MALACANANG questioned Friday the unannounced visit of United Nations (UN) special rapporteur on extrajudicial, summary or arbitrary executions Agnes Callamard in the country and hinted that a Philippine delegation would raise the matter before the UN.
"We are aware that Dr. Callamard is currently in the Philippines and we are disappointed that, in not contacting our government in advance of this visit, she has sent a clear signal that she is not interested in getting an objective perspective on the issues that are the focus of her responsibility," Presidential Spokesperson Ernesto Abella said in a statement.
In a speech delivered before health professionals in Davao City last Thursday, President Rodrigo Duterte assumed that Callamard, a critic of his brutal war on narcotics trade, was in the country to look into the drug-related deaths.
Callamard reportedly arrived in Manila to attend a two-day drug policy forum co-sponsored by the Commission on Human Rights and human rights group Free Legal Assistance Group at the University of the Philippines-Diliman in Quezon City.
The Philippine government earlier sent an invitation for Callamard to investigate the alleged human rights violations in the Duterte administration's war on drugs.
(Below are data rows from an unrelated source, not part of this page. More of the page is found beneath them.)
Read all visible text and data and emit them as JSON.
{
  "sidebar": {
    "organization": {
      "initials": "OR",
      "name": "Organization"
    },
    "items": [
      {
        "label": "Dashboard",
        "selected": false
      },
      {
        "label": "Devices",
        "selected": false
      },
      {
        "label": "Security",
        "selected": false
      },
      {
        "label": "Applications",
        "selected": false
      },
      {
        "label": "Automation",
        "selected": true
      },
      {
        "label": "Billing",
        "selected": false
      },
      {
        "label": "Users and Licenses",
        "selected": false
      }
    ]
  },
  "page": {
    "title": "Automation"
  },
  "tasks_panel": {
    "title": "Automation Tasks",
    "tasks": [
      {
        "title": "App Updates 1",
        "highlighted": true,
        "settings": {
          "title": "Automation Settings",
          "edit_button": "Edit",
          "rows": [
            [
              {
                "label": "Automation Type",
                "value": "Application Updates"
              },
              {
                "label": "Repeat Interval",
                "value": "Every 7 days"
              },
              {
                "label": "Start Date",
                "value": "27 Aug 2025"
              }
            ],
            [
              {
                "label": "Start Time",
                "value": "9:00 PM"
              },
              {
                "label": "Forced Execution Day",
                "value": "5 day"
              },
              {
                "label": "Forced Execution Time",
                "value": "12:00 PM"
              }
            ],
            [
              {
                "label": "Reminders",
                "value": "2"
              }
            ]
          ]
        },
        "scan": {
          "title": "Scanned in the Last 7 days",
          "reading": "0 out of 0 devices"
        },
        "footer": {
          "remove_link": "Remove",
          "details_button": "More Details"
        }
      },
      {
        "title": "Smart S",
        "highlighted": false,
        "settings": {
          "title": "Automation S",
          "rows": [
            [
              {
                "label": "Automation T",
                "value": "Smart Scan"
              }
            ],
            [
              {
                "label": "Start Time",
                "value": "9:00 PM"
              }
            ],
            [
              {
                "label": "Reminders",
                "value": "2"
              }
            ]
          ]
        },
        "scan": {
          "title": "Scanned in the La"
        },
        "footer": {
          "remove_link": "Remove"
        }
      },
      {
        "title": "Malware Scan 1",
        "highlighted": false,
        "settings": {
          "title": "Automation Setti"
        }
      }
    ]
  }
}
The invitation stated that Callamard could only begin the investigation, if she agrees to the Duterte's conditions to have public debate with Duterte, be questioned by the President, and take an oath to confirm her intention to be truthful.
Callamard had said the conditions set are inconsistent with the Special Rapporteur Code of Conduct and Terms of Reference for country visits.
Abella insisted that the Philippine government was expecting that Callamard would accept the invitation to carry out her mandate as UN special rapporteur “in a manner that was objective and fair to all perspectives on this important [anti-drug war] issue.”
"The fact that we issued an invitation to Dr. Callamard to visit the Philippines makes it clear that we respected her as a professional and we very much wanted her to see the situation on the ground first-hand and engage in an exchange of views with officials in our government to understand our position on the issue of human rights and the progress being made in the Philippines," Abella said.
"The fact that Dr. Callamard did not respond to our invitation showed that she would not be approaching her review of allegations concerning our country objectively or comprehensively," he added.
Duterte's spokesman said Callamard seemed to refuse to know the truth, as she arrived in Manila at the time a Philippine delegation is ready to dispute the allegations of state-sponsored killings under the Duterte administration.
The Philippine delegation, which will be joined by Senator Alan Peter Cayetano and Senior Deputy Executive Secretary for Legal Affairs Menardo Guevarra, is set to defend Duterte's drug war before the UN in Geneva, Switzerland.
The UN Human Rights Council's Universal Periodic Review will look into the Philippines’ human rights record on May 8.
Abella said Callamard should have met the Philippines’ representative in Geneva, had she really wanted to find out the truth in the killings of thousands of suspected drug personalities in the country.
He added that the Philippine delegation would raise concerns to UN over latest move of Callamard.
"Our position is very clear: if Dr. Callamard is committed to ensuring due process to our government and a truly objective assessment of our record on an issue of tremendous importance to our nation, she should be in Geneva meeting with our representatives,” Abella said.
"Her actions since then, and the circumstances surrounding her visit, have made it clear that Dr. Callamard is not approaching her assigment professionally or objectively," he added.
Despite this, Abella said the government is focused on implementing the President’s social justice agenda, in accordance with the law, to ensure that the country “is freed from the damage done daily to millions of our people by the proliferation of illegal drugs throughout our country.”
"The goals associated with these commitments and complementary and the efforts to achieve them are being carried out in a manner that respects our laws," Abella said. (SunStar Philippines)